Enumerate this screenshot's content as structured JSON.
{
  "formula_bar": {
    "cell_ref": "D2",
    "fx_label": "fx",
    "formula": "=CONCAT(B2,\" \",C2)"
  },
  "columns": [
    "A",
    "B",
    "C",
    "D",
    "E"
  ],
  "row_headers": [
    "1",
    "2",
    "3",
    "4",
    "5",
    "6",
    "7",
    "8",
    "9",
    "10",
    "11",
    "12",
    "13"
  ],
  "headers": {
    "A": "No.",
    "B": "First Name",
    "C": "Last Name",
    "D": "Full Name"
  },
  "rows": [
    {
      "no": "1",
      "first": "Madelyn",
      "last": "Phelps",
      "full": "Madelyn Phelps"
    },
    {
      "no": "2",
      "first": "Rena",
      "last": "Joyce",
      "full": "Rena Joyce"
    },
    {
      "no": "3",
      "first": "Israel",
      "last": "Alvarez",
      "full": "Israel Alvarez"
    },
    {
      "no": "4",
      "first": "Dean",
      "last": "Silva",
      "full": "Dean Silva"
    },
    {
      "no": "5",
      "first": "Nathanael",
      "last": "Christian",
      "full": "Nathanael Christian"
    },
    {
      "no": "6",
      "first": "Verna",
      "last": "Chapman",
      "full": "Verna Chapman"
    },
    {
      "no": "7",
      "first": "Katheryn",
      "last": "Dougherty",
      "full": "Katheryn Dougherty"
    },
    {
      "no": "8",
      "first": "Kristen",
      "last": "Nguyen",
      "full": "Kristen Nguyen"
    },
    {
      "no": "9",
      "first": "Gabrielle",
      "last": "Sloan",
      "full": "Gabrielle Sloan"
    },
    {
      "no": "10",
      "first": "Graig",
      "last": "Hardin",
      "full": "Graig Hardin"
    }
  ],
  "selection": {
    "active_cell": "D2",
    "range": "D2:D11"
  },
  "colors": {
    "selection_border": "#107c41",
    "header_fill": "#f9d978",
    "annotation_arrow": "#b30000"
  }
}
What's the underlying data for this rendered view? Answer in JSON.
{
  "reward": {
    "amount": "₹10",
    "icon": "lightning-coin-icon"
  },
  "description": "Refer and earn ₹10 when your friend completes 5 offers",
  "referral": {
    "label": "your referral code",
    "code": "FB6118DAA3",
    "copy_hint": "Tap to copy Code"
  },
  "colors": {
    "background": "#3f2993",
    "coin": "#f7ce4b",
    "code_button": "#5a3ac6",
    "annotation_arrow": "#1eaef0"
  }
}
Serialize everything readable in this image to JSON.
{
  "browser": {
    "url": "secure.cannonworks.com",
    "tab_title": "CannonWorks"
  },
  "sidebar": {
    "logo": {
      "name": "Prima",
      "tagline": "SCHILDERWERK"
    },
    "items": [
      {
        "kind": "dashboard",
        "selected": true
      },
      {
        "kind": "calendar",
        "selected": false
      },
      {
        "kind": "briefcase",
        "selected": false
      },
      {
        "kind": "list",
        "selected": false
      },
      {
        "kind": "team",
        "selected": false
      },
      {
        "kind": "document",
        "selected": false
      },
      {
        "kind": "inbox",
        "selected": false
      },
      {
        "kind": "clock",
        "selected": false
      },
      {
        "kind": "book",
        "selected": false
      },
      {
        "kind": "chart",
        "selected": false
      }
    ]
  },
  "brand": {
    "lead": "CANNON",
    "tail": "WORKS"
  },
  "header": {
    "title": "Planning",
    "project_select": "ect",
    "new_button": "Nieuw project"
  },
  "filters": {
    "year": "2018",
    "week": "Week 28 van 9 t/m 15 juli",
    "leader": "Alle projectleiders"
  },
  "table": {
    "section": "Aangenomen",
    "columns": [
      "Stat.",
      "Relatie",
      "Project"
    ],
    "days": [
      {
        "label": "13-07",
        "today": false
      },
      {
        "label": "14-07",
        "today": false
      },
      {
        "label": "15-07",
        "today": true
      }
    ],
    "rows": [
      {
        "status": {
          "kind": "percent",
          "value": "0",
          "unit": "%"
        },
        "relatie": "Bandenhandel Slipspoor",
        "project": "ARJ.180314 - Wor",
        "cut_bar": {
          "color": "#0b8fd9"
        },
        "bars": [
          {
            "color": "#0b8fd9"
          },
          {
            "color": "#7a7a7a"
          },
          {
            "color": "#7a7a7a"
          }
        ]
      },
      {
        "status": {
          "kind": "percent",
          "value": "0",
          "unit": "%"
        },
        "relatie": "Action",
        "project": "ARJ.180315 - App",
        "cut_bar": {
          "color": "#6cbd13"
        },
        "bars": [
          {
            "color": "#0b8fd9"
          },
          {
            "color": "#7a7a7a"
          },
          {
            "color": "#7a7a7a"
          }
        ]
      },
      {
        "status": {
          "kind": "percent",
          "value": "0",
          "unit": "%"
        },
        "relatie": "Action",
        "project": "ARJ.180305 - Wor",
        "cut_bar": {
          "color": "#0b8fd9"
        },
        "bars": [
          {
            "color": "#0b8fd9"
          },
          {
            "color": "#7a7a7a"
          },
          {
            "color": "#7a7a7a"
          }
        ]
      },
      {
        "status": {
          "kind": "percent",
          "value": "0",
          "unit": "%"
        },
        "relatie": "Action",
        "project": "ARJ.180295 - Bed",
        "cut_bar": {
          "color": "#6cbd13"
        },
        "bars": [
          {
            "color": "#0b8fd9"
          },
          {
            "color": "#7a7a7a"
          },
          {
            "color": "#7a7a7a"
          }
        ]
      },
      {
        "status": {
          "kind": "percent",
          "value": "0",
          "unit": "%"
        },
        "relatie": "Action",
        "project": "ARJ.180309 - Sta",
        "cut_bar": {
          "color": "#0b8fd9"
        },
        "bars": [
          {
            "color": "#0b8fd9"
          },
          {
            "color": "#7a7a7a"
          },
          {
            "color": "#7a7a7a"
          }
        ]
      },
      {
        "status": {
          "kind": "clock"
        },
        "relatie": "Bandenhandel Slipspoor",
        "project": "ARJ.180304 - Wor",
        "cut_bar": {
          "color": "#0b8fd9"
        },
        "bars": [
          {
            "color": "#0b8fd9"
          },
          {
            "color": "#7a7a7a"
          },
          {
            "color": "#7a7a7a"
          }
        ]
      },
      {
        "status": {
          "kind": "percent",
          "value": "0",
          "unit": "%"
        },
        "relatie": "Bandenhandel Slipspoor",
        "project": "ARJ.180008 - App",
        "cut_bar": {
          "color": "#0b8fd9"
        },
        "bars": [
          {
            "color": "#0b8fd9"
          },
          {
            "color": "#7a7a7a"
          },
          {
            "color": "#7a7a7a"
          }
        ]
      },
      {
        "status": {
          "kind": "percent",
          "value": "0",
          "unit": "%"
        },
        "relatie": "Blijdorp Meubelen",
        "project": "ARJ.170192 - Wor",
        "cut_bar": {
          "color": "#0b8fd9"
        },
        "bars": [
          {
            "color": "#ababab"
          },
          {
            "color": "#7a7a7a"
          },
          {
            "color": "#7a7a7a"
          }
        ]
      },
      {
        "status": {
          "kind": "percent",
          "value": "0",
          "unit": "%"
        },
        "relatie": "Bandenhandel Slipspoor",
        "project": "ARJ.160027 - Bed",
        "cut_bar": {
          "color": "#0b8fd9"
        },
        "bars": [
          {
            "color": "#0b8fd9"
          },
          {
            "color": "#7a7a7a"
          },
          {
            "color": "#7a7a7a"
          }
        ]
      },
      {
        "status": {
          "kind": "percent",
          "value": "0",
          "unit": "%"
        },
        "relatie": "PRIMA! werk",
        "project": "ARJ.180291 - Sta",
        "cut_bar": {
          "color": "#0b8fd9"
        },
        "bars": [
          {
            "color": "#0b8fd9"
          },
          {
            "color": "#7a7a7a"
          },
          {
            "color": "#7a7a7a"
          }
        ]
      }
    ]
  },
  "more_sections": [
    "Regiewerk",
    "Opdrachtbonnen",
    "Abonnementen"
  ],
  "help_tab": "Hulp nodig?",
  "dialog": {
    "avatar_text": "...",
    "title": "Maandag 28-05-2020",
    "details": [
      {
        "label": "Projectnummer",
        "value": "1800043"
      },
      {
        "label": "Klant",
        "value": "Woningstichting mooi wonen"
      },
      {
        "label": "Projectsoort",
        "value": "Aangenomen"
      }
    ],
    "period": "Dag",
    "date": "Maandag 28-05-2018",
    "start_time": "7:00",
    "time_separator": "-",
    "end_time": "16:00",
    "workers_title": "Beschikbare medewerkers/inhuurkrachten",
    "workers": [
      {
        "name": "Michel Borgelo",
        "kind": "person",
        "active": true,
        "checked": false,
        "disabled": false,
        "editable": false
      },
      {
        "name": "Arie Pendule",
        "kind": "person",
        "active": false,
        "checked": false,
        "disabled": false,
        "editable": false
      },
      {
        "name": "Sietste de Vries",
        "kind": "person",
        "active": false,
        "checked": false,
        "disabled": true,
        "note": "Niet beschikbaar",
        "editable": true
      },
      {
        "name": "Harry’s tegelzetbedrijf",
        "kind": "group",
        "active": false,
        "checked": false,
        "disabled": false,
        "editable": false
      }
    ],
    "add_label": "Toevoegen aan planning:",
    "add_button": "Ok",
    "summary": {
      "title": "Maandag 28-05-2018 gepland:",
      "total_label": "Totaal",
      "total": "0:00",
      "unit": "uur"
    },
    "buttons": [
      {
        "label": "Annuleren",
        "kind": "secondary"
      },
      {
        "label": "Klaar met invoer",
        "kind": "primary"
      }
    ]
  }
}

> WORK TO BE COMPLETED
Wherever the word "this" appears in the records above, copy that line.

> WRITTEN SOLUTION
Enumerate this screenshot's content as structured JSON.
What's the underlying data for this rendered view? Answer in JSON.
Serialize everything readable in this image to JSON.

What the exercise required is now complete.